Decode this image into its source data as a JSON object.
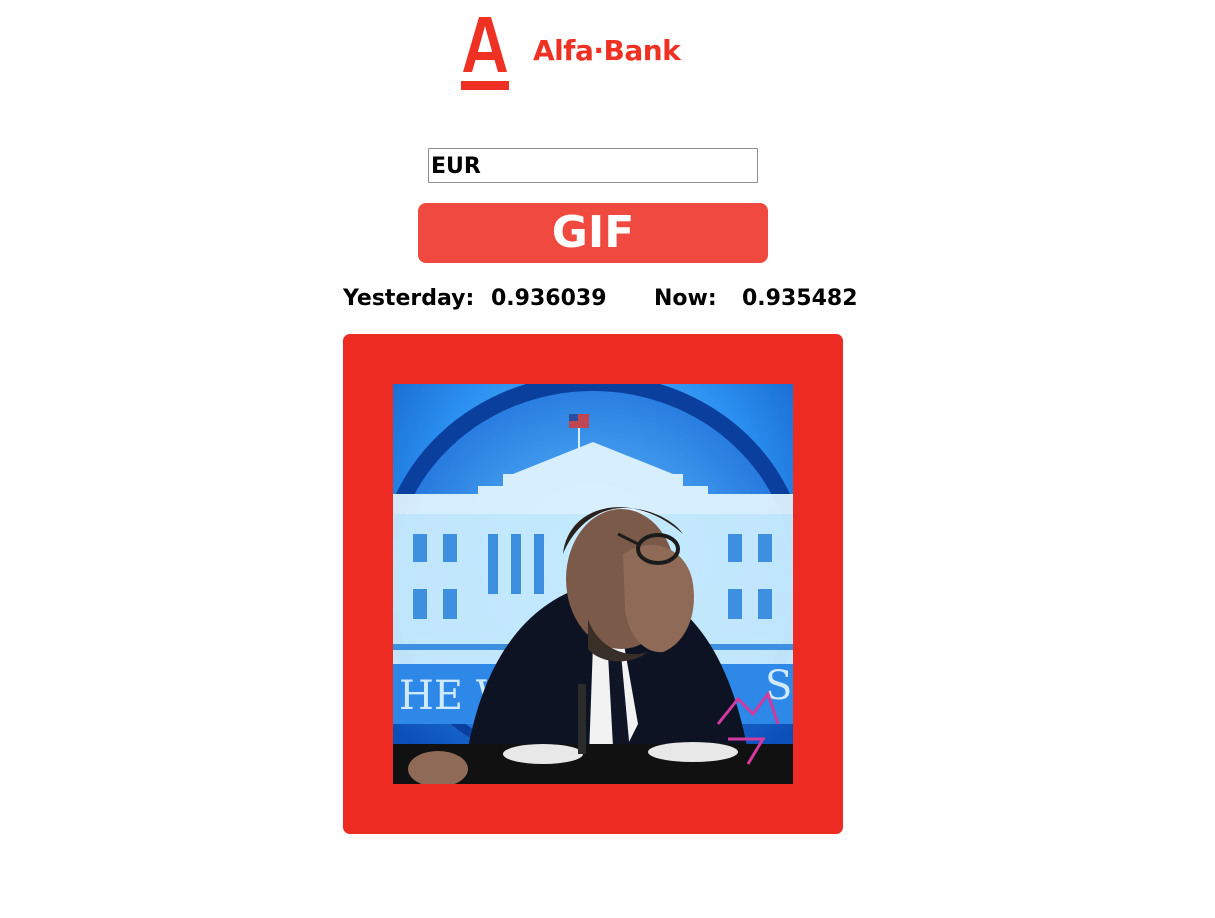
{
  "brand": {
    "name": "Alfa·Bank",
    "logo_icon": "alfa-a-logo-icon",
    "color": "#ef3124"
  },
  "currency_input": {
    "value": "EUR",
    "placeholder": ""
  },
  "gif_button": {
    "label": "GIF",
    "color": "#f04a40"
  },
  "rates": {
    "yesterday_label": "Yesterday:",
    "yesterday_value": "0.936039",
    "now_label": "Now:",
    "now_value": "0.935482"
  },
  "gif_frame": {
    "border_color": "#ee2b22",
    "image_description_icon": "facepalm-gif-image"
  }
}
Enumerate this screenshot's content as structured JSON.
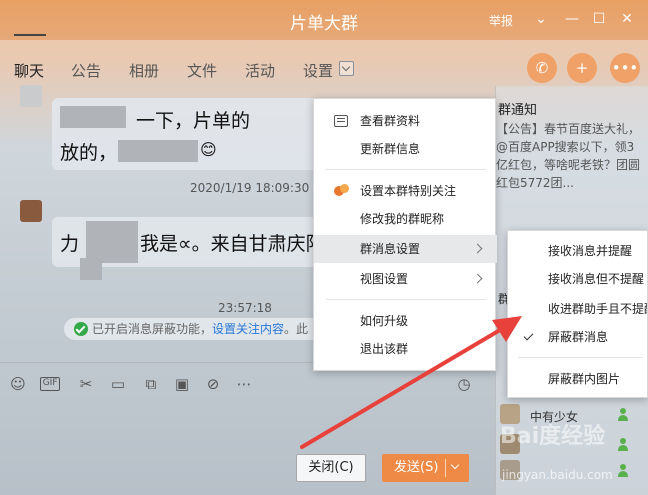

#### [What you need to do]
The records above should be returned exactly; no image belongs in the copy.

#### [The answer]
Decode this image into its source data as a JSON object.
{
  "brand": {
    "name": "Alfa·Bank",
    "logo_icon": "alfa-a-logo-icon",
    "color": "#ef3124"
  },
  "currency_input": {
    "value": "EUR",
    "placeholder": ""
  },
  "gif_button": {
    "label": "GIF",
    "color": "#f04a40"
  },
  "rates": {
    "yesterday_label": "Yesterday:",
    "yesterday_value": "0.936039",
    "now_label": "Now:",
    "now_value": "0.935482"
  },
  "gif_frame": {
    "border_color": "#ee2b22",
    "image_description_icon": "facepalm-gif-image"
  }
}
Enumerate this screenshot's content as structured JSON.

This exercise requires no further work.